About this exercise » This exercise asks for the entries below to be printed exactly.

Page and application data records »
──────

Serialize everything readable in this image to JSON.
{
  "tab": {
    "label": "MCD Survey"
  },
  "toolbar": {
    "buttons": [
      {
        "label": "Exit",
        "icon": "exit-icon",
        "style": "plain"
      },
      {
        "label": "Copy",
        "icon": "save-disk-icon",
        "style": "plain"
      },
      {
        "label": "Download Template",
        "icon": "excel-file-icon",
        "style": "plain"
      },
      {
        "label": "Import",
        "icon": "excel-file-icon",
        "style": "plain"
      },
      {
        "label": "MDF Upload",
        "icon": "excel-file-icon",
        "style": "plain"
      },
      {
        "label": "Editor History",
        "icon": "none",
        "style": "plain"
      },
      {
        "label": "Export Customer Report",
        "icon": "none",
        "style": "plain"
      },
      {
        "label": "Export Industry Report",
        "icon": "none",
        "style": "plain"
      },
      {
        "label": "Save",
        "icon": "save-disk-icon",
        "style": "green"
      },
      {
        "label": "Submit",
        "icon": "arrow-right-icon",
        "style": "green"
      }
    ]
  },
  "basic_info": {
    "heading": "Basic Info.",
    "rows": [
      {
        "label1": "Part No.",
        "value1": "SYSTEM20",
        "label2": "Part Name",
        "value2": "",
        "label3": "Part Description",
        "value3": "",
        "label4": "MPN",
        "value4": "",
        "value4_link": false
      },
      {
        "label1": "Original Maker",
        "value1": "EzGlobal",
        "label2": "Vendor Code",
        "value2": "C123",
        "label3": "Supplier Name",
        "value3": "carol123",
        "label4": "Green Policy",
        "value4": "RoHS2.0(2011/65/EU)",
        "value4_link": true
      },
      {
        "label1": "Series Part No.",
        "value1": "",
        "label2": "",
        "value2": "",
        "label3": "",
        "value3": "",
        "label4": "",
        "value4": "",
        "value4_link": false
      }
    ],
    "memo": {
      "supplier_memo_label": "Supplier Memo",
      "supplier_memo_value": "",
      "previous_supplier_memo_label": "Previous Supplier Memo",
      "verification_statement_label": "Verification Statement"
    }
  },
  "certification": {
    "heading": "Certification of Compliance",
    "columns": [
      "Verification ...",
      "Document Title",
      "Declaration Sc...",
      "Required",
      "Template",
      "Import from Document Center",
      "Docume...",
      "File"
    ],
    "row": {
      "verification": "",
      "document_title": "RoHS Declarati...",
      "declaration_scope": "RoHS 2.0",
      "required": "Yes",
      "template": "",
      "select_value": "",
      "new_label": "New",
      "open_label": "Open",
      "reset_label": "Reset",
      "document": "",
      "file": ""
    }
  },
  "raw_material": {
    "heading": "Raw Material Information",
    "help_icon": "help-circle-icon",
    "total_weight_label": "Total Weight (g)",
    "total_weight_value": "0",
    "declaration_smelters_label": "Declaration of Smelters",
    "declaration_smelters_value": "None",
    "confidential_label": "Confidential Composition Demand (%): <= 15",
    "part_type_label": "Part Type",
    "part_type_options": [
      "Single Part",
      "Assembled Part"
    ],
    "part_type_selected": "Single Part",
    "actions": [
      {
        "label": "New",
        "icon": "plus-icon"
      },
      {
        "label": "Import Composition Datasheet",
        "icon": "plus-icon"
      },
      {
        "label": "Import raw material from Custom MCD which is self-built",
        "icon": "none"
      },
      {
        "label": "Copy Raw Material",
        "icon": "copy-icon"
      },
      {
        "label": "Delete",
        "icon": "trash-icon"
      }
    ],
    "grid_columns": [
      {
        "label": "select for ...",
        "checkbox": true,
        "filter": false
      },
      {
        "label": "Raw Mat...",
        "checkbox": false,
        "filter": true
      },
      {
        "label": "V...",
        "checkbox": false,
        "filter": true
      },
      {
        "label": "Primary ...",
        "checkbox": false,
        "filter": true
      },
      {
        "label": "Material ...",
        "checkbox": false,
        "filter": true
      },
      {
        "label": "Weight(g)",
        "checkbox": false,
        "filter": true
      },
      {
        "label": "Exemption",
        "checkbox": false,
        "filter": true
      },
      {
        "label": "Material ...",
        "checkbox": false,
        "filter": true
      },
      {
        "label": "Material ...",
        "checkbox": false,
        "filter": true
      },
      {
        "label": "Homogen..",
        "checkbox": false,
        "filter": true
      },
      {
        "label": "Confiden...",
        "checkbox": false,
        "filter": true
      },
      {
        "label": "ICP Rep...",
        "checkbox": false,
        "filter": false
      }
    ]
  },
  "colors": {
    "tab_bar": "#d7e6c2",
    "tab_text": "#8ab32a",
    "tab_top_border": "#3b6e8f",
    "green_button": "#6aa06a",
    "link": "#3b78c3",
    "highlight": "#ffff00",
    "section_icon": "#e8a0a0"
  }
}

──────

Answer box »
Serialize everything readable in this image to JSON.
{
  "tab": {
    "label": "MCD Survey"
  },
  "toolbar": {
    "buttons": [
      {
        "label": "Exit",
        "icon": "exit-icon",
        "style": "plain"
      },
      {
        "label": "Copy",
        "icon": "save-disk-icon",
        "style": "plain"
      },
      {
        "label": "Download Template",
        "icon": "excel-file-icon",
        "style": "plain"
      },
      {
        "label": "Import",
        "icon": "excel-file-icon",
        "style": "plain"
      },
      {
        "label": "MDF Upload",
        "icon": "excel-file-icon",
        "style": "plain"
      },
      {
        "label": "Editor History",
        "icon": "none",
        "style": "plain"
      },
      {
        "label": "Export Customer Report",
        "icon": "none",
        "style": "plain"
      },
      {
        "label": "Export Industry Report",
        "icon": "none",
        "style": "plain"
      },
      {
        "label": "Save",
        "icon": "save-disk-icon",
        "style": "green"
      },
      {
        "label": "Submit",
        "icon": "arrow-right-icon",
        "style": "green"
      }
    ]
  },
  "basic_info": {
    "heading": "Basic Info.",
    "rows": [
      {
        "label1": "Part No.",
        "value1": "SYSTEM20",
        "label2": "Part Name",
        "value2": "",
        "label3": "Part Description",
        "value3": "",
        "label4": "MPN",
        "value4": "",
        "value4_link": false
      },
      {
        "label1": "Original Maker",
        "value1": "EzGlobal",
        "label2": "Vendor Code",
        "value2": "C123",
        "label3": "Supplier Name",
        "value3": "carol123",
        "label4": "Green Policy",
        "value4": "RoHS2.0(2011/65/EU)",
        "value4_link": true
      },
      {
        "label1": "Series Part No.",
        "value1": "",
        "label2": "",
        "value2": "",
        "label3": "",
        "value3": "",
        "label4": "",
        "value4": "",
        "value4_link": false
      }
    ],
    "memo": {
      "supplier_memo_label": "Supplier Memo",
      "supplier_memo_value": "",
      "previous_supplier_memo_label": "Previous Supplier Memo",
      "verification_statement_label": "Verification Statement"
    }
  },
  "certification": {
    "heading": "Certification of Compliance",
    "columns": [
      "Verification ...",
      "Document Title",
      "Declaration Sc...",
      "Required",
      "Template",
      "Import from Document Center",
      "Docume...",
      "File"
    ],
    "row": {
      "verification": "",
      "document_title": "RoHS Declarati...",
      "declaration_scope": "RoHS 2.0",
      "required": "Yes",
      "template": "",
      "select_value": "",
      "new_label": "New",
      "open_label": "Open",
      "reset_label": "Reset",
      "document": "",
      "file": ""
    }
  },
  "raw_material": {
    "heading": "Raw Material Information",
    "help_icon": "help-circle-icon",
    "total_weight_label": "Total Weight (g)",
    "total_weight_value": "0",
    "declaration_smelters_label": "Declaration of Smelters",
    "declaration_smelters_value": "None",
    "confidential_label": "Confidential Composition Demand (%): <= 15",
    "part_type_label": "Part Type",
    "part_type_options": [
      "Single Part",
      "Assembled Part"
    ],
    "part_type_selected": "Single Part",
    "actions": [
      {
        "label": "New",
        "icon": "plus-icon"
      },
      {
        "label": "Import Composition Datasheet",
        "icon": "plus-icon"
      },
      {
        "label": "Import raw material from Custom MCD which is self-built",
        "icon": "none"
      },
      {
        "label": "Copy Raw Material",
        "icon": "copy-icon"
      },
      {
        "label": "Delete",
        "icon": "trash-icon"
      }
    ],
    "grid_columns": [
      {
        "label": "select for ...",
        "checkbox": true,
        "filter": false
      },
      {
        "label": "Raw Mat...",
        "checkbox": false,
        "filter": true
      },
      {
        "label": "V...",
        "checkbox": false,
        "filter": true
      },
      {
        "label": "Primary ...",
        "checkbox": false,
        "filter": true
      },
      {
        "label": "Material ...",
        "checkbox": false,
        "filter": true
      },
      {
        "label": "Weight(g)",
        "checkbox": false,
        "filter": true
      },
      {
        "label": "Exemption",
        "checkbox": false,
        "filter": true
      },
      {
        "label": "Material ...",
        "checkbox": false,
        "filter": true
      },
      {
        "label": "Material ...",
        "checkbox": false,
        "filter": true
      },
      {
        "label": "Homogen..",
        "checkbox": false,
        "filter": true
      },
      {
        "label": "Confiden...",
        "checkbox": false,
        "filter": true
      },
      {
        "label": "ICP Rep...",
        "checkbox": false,
        "filter": false
      }
    ]
  },
  "colors": {
    "tab_bar": "#d7e6c2",
    "tab_text": "#8ab32a",
    "tab_top_border": "#3b6e8f",
    "green_button": "#6aa06a",
    "link": "#3b78c3",
    "highlight": "#ffff00",
    "section_icon": "#e8a0a0"
  }
}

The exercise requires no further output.